The Power of First Paragraphs

In honour of Nathan Bransford’s “3rd Sort-of-Annual Stupendously Ultimate First Paragraph Challenge,” I herewith paste my WIP’s first paragraph:

The hour before the earthquake was utterly unremarkable. Twelve year-old Ned Bixby threw on some clothes, swooped past the breakfast table – mumbling a quick thanks as he grabbed the last piece of toast and jam – and as usual departed the home of Fred and Eunice Allenby as fast as humanly possible.

As I write this, the most excellent Mr. Bransford’s blog entry specific to the contest boasts more than 1,500 comments – most of them entries. Wowza.

He’s going to need an army of readers to get a shortlist up for Friday, and I don’t envy him the task!
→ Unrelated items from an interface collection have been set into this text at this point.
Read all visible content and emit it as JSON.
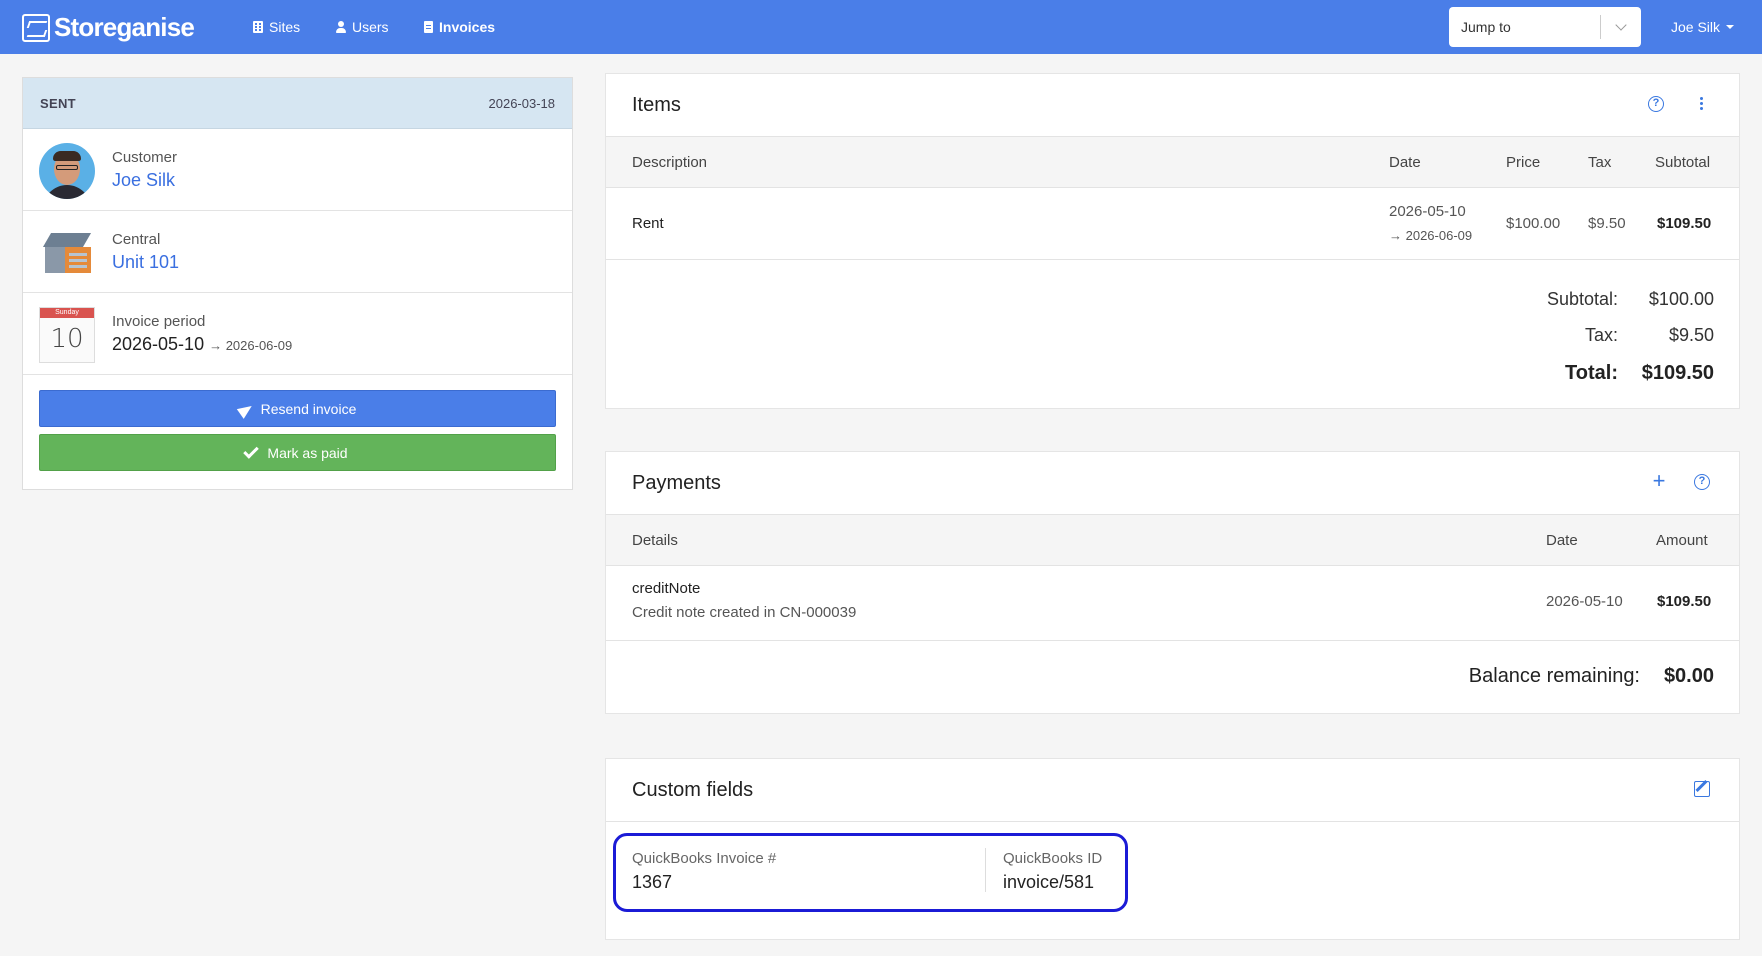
{
  "nav": {
    "brand": "Storeganise",
    "items": [
      {
        "label": "Sites",
        "icon": "building-icon"
      },
      {
        "label": "Users",
        "icon": "user-icon"
      },
      {
        "label": "Invoices",
        "icon": "file-icon"
      }
    ],
    "jump_placeholder": "Jump to",
    "user_name": "Joe Silk"
  },
  "invoice": {
    "status": "SENT",
    "date": "2026-03-18",
    "customer_label": "Customer",
    "customer_name": "Joe Silk",
    "site_label": "Central",
    "unit_name": "Unit 101",
    "period_label": "Invoice period",
    "period_start": "2026-05-10",
    "period_end": "→ 2026-06-09",
    "calendar_weekday": "Sunday",
    "calendar_day": "10",
    "resend_label": "Resend invoice",
    "mark_paid_label": "Mark as paid"
  },
  "items": {
    "title": "Items",
    "headers": {
      "description": "Description",
      "date": "Date",
      "price": "Price",
      "tax": "Tax",
      "subtotal": "Subtotal"
    },
    "rows": [
      {
        "description": "Rent",
        "date_start": "2026-05-10",
        "date_end": "→ 2026-06-09",
        "price": "$100.00",
        "tax": "$9.50",
        "subtotal": "$109.50"
      }
    ],
    "totals": {
      "subtotal_label": "Subtotal:",
      "subtotal_value": "$100.00",
      "tax_label": "Tax:",
      "tax_value": "$9.50",
      "total_label": "Total:",
      "total_value": "$109.50"
    }
  },
  "payments": {
    "title": "Payments",
    "headers": {
      "details": "Details",
      "date": "Date",
      "amount": "Amount"
    },
    "rows": [
      {
        "type": "creditNote",
        "description": "Credit note created in CN-000039",
        "date": "2026-05-10",
        "amount": "$109.50"
      }
    ],
    "balance_label": "Balance remaining:",
    "balance_value": "$0.00"
  },
  "custom_fields": {
    "title": "Custom fields",
    "fields": [
      {
        "label": "QuickBooks Invoice #",
        "value": "1367"
      },
      {
        "label": "QuickBooks ID",
        "value": "invoice/581"
      }
    ]
  },
  "colors": {
    "navbar": "#4a7ee8",
    "primary": "#4a7ee8",
    "success": "#63b45a",
    "highlight": "#1b1bd6"
  }
}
The few dozen entries that I read were really fascinating. I find good first paragraphs to be powerful and intriguing doorways into a story. In isolation as they are for this contest, however, they raise a question for me. Should they really stand alone, to maximize their impact, or should they be knit into the fabric of the rest of the page? If the latter, it would follow that they would be difficult to evaluate on their own.

I’m thinking it’s “a little from column A, and a little from column B”, if that’s possible. What about you?
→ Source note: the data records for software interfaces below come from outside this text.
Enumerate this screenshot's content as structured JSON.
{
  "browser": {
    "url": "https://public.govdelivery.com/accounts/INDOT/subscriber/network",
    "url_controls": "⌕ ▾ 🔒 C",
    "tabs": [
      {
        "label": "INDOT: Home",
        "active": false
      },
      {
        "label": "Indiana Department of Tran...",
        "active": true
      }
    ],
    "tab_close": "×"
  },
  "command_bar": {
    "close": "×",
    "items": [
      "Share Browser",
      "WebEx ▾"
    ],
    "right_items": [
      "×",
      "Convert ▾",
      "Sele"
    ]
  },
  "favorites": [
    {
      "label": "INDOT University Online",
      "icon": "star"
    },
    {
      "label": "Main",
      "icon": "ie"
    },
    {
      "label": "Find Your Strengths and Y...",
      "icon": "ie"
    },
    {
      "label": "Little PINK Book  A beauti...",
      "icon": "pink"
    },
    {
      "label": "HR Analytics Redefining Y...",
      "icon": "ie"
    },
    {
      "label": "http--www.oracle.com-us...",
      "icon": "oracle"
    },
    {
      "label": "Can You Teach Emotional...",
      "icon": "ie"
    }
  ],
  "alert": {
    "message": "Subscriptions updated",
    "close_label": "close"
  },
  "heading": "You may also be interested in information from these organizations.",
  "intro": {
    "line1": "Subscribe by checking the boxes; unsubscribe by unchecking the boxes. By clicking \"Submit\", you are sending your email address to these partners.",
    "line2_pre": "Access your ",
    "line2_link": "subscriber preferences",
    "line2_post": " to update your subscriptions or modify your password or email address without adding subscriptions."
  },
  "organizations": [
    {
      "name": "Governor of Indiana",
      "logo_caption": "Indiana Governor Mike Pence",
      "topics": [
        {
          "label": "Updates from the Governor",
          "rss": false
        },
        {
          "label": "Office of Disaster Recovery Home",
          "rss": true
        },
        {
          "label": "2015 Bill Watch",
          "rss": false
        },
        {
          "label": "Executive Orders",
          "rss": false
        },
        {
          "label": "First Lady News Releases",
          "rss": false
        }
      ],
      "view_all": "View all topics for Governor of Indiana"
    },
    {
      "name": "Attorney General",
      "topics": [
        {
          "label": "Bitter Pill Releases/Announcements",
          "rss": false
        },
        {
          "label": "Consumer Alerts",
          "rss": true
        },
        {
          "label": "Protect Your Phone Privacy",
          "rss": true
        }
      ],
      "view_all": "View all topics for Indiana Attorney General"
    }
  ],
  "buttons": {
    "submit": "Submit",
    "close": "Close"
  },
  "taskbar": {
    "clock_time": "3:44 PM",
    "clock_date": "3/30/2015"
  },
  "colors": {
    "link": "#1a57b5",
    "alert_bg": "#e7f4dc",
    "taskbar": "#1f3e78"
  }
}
2 thoughts on “The Power of First Paragraphs

  1. I think it depends on the book. Sometimes, yes, I am hooked right away. Janice Hardy’s opening paragraph for The Shifter is a good example. I read it months before the book was released and I was hooked (so much so that I remembered to pick up the book).

    Often, though, I don’t mind a slow build.

  2. I’ll have to look The Shifter up! Do you know what’s funny? These days I have no patience for slow builds. Perhaps that’s because I have exactly 5 minutes of spare time each day… I should start a stack of literary fiction I will read when I retire. Sigh.

Leave a Reply

Fill in your details below or click an icon to log in: Logo

You are commenting using your account. Log Out /  Change )

Google+ photo

You are commenting using your Google+ account. Log Out /  Change )

Twitter picture

You are commenting using your Twitter account. Log Out /  Change )

Facebook photo

You are commenting using your Facebook account. Log Out /  Change )


Connecting to %s